EXERCISE DETAILS: Leave every picture out and write out the records below exactly.

SOURCE RECORDS:

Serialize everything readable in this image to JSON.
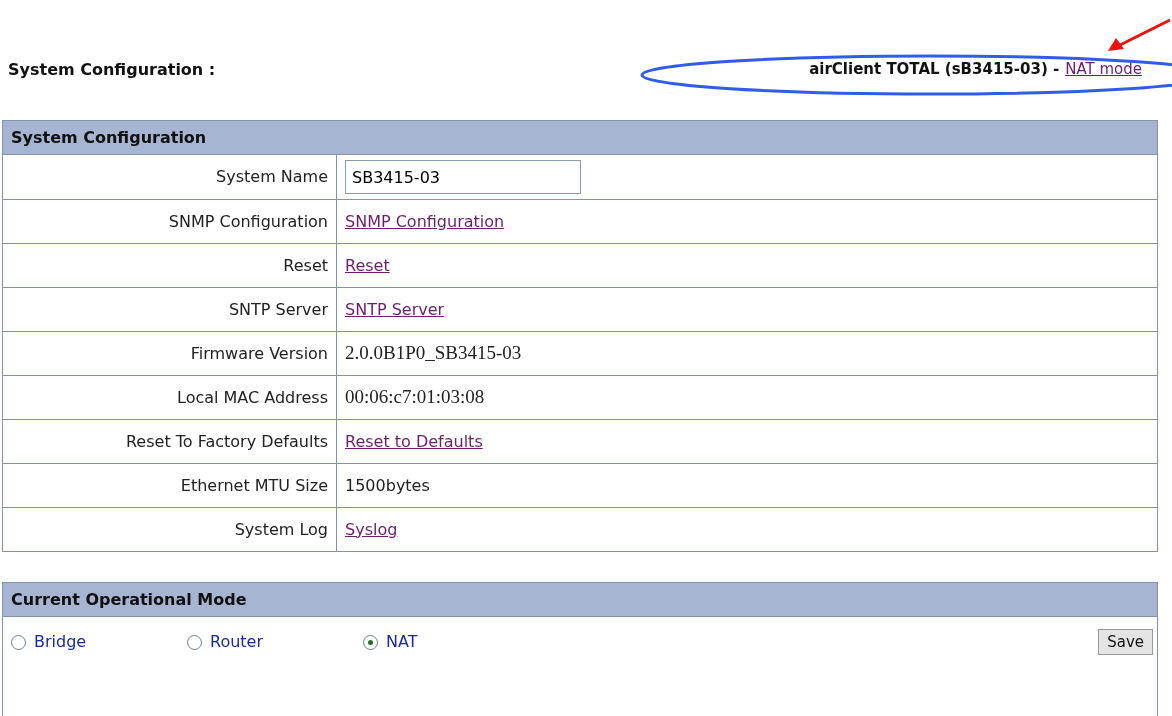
{
  "page_title": "System Configuration :",
  "device": {
    "label": "airClient TOTAL (sB3415-03) -",
    "mode_link": "NAT mode"
  },
  "config_panel": {
    "title": "System Configuration",
    "rows": [
      {
        "label": "System Name",
        "kind": "input",
        "value": "SB3415-03"
      },
      {
        "label": "SNMP Configuration",
        "kind": "link",
        "value": "SNMP Configuration"
      },
      {
        "label": "Reset",
        "kind": "link",
        "value": "Reset"
      },
      {
        "label": "SNTP Server",
        "kind": "link",
        "value": "SNTP Server"
      },
      {
        "label": "Firmware Version",
        "kind": "serif",
        "value": "2.0.0B1P0_SB3415-03"
      },
      {
        "label": "Local MAC Address",
        "kind": "serif",
        "value": "00:06:c7:01:03:08"
      },
      {
        "label": "Reset To Factory Defaults",
        "kind": "link",
        "value": "Reset to Defaults"
      },
      {
        "label": "Ethernet MTU Size",
        "kind": "text",
        "value": "1500bytes"
      },
      {
        "label": "System Log",
        "kind": "link",
        "value": "Syslog"
      }
    ]
  },
  "mode_panel": {
    "title": "Current Operational Mode",
    "options": [
      {
        "label": "Bridge",
        "selected": false
      },
      {
        "label": "Router",
        "selected": false
      },
      {
        "label": "NAT",
        "selected": true
      }
    ],
    "save_button": "Save"
  }
}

ANSWER TO THE PROBLEM:
Serialize everything readable in this image to JSON.
{
  "page_title": "System Configuration :",
  "device": {
    "label": "airClient TOTAL (sB3415-03) -",
    "mode_link": "NAT mode"
  },
  "config_panel": {
    "title": "System Configuration",
    "rows": [
      {
        "label": "System Name",
        "kind": "input",
        "value": "SB3415-03"
      },
      {
        "label": "SNMP Configuration",
        "kind": "link",
        "value": "SNMP Configuration"
      },
      {
        "label": "Reset",
        "kind": "link",
        "value": "Reset"
      },
      {
        "label": "SNTP Server",
        "kind": "link",
        "value": "SNTP Server"
      },
      {
        "label": "Firmware Version",
        "kind": "serif",
        "value": "2.0.0B1P0_SB3415-03"
      },
      {
        "label": "Local MAC Address",
        "kind": "serif",
        "value": "00:06:c7:01:03:08"
      },
      {
        "label": "Reset To Factory Defaults",
        "kind": "link",
        "value": "Reset to Defaults"
      },
      {
        "label": "Ethernet MTU Size",
        "kind": "text",
        "value": "1500bytes"
      },
      {
        "label": "System Log",
        "kind": "link",
        "value": "Syslog"
      }
    ]
  },
  "mode_panel": {
    "title": "Current Operational Mode",
    "options": [
      {
        "label": "Bridge",
        "selected": false
      },
      {
        "label": "Router",
        "selected": false
      },
      {
        "label": "NAT",
        "selected": true
      }
    ],
    "save_button": "Save"
  }
}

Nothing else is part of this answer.